>>>

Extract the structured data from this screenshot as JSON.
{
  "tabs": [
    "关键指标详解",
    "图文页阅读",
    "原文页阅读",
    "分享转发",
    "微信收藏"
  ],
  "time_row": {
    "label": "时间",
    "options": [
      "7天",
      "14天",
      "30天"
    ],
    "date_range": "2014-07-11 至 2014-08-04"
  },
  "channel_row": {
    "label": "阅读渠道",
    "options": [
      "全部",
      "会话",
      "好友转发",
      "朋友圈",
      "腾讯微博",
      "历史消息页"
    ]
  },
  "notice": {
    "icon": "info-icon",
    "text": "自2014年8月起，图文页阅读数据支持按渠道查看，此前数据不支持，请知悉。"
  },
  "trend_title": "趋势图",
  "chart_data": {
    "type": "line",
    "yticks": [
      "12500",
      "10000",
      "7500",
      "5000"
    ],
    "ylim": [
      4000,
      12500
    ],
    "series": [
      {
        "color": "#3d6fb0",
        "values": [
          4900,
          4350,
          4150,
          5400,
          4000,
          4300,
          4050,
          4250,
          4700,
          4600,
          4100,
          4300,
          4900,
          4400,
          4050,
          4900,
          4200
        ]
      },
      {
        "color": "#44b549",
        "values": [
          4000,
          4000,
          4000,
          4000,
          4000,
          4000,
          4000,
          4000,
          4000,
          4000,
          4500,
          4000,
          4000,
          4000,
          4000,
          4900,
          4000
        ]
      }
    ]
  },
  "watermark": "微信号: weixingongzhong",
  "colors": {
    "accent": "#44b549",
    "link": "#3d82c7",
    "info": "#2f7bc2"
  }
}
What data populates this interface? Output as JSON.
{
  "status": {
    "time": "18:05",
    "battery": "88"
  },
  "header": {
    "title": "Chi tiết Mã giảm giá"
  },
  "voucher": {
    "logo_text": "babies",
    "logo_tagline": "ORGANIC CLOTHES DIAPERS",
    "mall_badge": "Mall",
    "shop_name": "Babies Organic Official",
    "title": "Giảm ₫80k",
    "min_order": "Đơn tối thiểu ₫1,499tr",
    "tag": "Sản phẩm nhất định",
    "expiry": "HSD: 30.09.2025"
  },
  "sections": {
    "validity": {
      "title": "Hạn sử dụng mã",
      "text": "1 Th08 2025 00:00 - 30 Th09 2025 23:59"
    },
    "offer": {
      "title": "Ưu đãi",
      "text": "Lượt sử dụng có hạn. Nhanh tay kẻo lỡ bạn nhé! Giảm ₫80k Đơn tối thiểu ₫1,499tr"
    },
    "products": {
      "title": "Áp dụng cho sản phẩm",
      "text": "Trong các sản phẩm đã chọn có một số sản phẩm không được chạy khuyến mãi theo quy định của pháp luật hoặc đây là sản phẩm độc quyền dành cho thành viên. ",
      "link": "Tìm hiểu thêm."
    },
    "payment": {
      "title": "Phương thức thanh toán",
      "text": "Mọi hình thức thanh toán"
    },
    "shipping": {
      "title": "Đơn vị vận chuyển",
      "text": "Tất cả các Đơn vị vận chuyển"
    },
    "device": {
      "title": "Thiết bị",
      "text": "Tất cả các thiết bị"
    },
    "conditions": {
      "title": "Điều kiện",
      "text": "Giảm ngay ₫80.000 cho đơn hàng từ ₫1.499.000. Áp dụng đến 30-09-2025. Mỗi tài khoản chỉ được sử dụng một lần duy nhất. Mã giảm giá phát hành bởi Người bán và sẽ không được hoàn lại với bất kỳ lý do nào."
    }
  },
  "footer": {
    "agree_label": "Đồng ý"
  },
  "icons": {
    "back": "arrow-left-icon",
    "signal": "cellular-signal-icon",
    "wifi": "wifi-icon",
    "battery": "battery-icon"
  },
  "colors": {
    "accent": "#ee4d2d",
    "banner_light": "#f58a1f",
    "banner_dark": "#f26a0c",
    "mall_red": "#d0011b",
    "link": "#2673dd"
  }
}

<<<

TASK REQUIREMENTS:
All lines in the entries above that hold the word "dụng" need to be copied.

WRITTEN ANSWER:
      "title": "Hạn sử dụng mã",
      "text": "Lượt sử dụng có hạn. Nhanh tay kẻo lỡ bạn nhé! Giảm ₫80k Đơn tối thiểu ₫1,499tr"
      "title": "Áp dụng cho sản phẩm",
      "text": "Giảm ngay ₫80.000 cho đơn hàng từ ₫1.499.000. Áp dụng đến 30-09-2025. Mỗi tài khoản chỉ được sử dụng một lần duy nhất. Mã giảm giá phát hành bởi Người bán và sẽ không được hoàn lại với bất kỳ lý do nào."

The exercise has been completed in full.